Peyton, Sydney’s charismatic older brother, has always been the star of the family, receiving the lion’s share of their parents’ attention and—lately—concern. When Peyton’s increasingly reckless behavior culminates in an accident, a drunk driving conviction, and a jail sentence, Sydney is cast adrift, searching for her place in the family and the world. When everyone else is so worried about Peyton, is she the only one concerned about the victim of the accident?
Enter the Chathams, a warm, chaotic family who run a pizza parlor, play bluegrass on weekends, and pitch in to care for their mother, who has multiple sclerosis. Here Sydney experiences unquestioning acceptance. And here she meets Mac, gentle, watchful, and protective, who makes Sydney feel seen, really seen, for the first time.
Sarah Dessen is an author that has stuck by me for years, and was one of the first authors to introduce me to YA. Because of this, diving into Saint Anything was like wrapping myself in a warm blanket. It was soothing to be in a world I knew so well, however predictable. I can liken Dessen to Disney movies for me, I know the pace and character profiles so well, yet her books are different enough to keep me on my toes. I was skeptical to go back into her stories having not read them since I was in my mid-teens myself, but I still thoroughly enjoyed this one as a 20 year old woman.
There was a sharpness and emotion to Saint Anything that threw me slightly, and I felt a deeper connection to Sydney than I ever expected.

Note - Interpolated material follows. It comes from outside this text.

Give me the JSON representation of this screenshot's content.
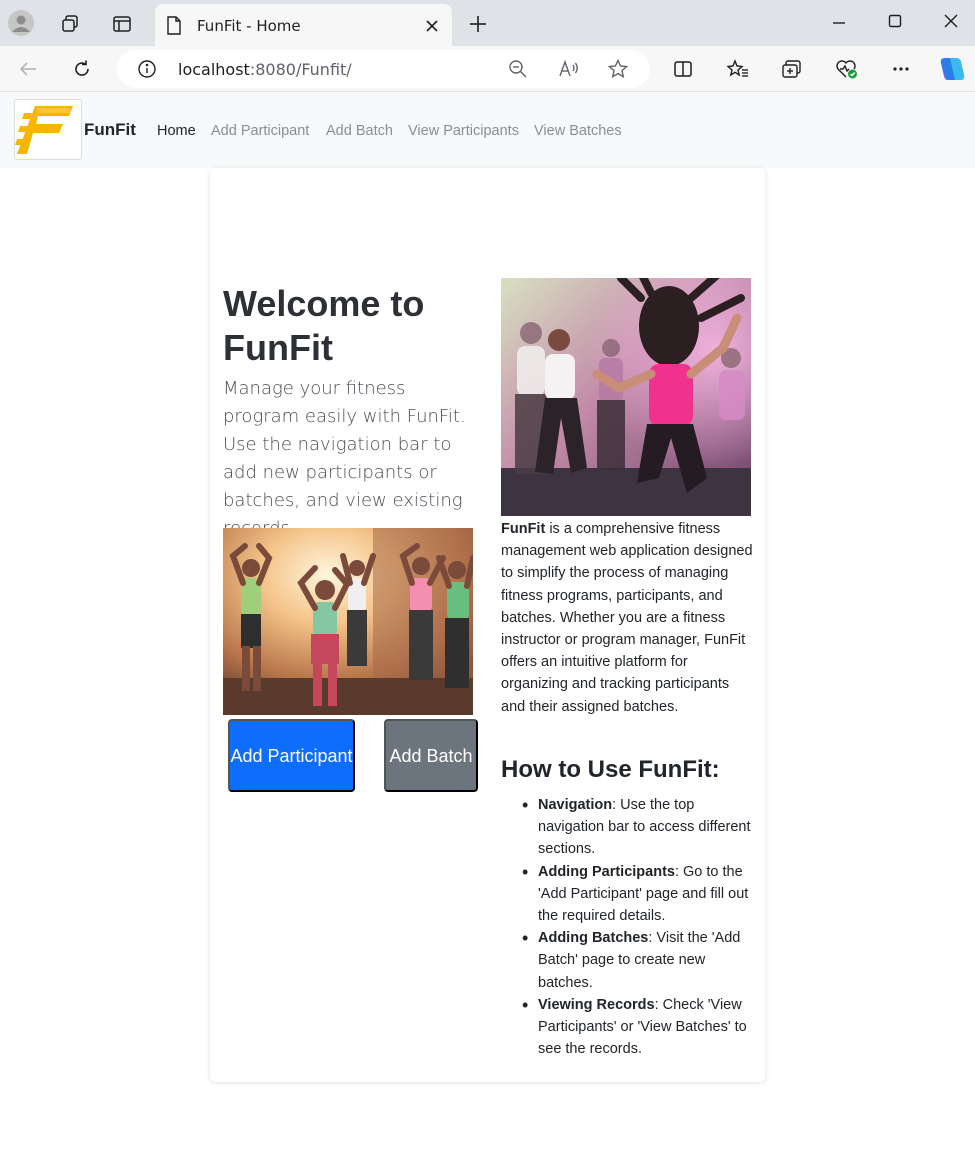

Dessen manages to write emotionally relatable characters so well, and I found myself even sympathising with Sydney’s brother Peyton, which surprised me as he had such a bad past.
“It was fluid and easy, like everything had been since we’d met,”
Dessen seems to write with such a fluidity and effortlessness, I couldn’t help but find myself so absorbed in her writing. Towards the end of the book, I was reading up to 100 pages at a time, which thrilled me as I haven’t been reading as much recently! Dessen writing might not constantly be poetic, but some scenes made me just put the book down and smile, because they were just simply beautiful and really touched my heart.
The only small complaint I have is that Dessen can be quite predictable. I found this familiar and comforting but I can also see how it can get a little annoying having very similar characters across a vast number of books.
“as I stood on my tiptoes and finally, finally kissed him.”
Overall, if you’re looking for an easy but emotional read, this one is definitely it. I loved seeing Sydney grow as a character and adapt to the changes around her as she matured. This one brought tears to my eyes but also made me smile quietly to myself on so many occasions, because it was just simply lovely.
4 out of 5 stars
May your shelves forever overflow with books! ☽